▶ DATA FOR PROCESSING
----------
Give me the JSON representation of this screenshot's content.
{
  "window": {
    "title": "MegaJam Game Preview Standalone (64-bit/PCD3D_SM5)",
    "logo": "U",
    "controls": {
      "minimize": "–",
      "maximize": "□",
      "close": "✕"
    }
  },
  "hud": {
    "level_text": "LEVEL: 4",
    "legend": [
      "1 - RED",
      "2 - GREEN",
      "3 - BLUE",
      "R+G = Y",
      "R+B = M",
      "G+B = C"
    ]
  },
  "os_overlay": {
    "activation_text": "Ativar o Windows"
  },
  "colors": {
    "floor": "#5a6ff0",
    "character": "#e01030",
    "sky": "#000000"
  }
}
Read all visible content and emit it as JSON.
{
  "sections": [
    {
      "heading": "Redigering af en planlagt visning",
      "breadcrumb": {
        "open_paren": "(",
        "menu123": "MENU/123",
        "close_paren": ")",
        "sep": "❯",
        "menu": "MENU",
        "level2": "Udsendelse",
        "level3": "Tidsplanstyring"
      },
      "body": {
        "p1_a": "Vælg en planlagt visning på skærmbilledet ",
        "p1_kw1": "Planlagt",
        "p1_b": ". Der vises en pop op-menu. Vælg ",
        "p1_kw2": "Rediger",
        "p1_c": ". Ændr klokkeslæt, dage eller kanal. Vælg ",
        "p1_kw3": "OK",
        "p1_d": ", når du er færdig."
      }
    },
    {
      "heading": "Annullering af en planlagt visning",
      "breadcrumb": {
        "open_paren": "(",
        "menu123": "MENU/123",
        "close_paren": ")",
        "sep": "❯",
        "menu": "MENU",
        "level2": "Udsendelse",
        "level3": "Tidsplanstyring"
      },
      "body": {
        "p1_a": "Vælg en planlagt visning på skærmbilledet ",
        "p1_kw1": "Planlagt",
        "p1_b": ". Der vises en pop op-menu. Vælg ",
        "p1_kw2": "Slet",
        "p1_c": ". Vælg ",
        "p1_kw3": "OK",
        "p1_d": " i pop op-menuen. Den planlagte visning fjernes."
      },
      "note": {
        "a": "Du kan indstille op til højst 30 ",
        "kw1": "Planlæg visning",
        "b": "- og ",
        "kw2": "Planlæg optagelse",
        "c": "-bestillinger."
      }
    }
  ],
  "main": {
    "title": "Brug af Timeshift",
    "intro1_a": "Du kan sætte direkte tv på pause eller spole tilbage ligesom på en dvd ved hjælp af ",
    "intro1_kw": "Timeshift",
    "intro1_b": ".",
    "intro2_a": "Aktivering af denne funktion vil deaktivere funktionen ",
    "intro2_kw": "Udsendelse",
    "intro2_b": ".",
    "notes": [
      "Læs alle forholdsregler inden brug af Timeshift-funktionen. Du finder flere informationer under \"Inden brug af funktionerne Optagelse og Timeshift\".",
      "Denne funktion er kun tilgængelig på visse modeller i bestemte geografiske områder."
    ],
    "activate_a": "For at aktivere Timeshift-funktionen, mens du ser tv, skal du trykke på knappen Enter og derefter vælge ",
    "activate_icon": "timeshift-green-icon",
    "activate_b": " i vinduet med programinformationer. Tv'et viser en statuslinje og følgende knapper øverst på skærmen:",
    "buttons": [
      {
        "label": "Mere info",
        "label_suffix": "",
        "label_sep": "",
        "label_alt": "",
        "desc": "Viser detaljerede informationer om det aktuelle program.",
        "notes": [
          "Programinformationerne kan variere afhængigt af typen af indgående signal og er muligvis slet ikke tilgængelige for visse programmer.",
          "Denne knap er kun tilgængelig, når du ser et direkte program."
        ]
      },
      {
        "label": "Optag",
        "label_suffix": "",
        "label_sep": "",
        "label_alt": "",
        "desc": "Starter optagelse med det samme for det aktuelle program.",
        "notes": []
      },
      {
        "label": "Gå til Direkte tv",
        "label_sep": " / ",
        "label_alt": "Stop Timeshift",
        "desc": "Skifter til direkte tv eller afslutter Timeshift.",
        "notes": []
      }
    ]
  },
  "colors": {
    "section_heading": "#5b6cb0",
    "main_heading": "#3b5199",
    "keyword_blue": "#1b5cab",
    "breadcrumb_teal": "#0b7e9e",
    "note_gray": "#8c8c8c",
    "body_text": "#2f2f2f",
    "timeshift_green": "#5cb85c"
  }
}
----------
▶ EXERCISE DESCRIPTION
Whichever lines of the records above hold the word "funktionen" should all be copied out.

▶ RESPONSE
    "intro2_a": "Aktivering af denne funktion vil deaktivere funktionen ",
      "Læs alle forholdsregler inden brug af Timeshift-funktionen. Du finder flere informationer under \"Inden brug af funktionerne Optagelse og Timeshift\".",
    "activate_a": "For at aktivere Timeshift-funktionen, mens du ser tv, skal du trykke på knappen Enter og derefter vælge ",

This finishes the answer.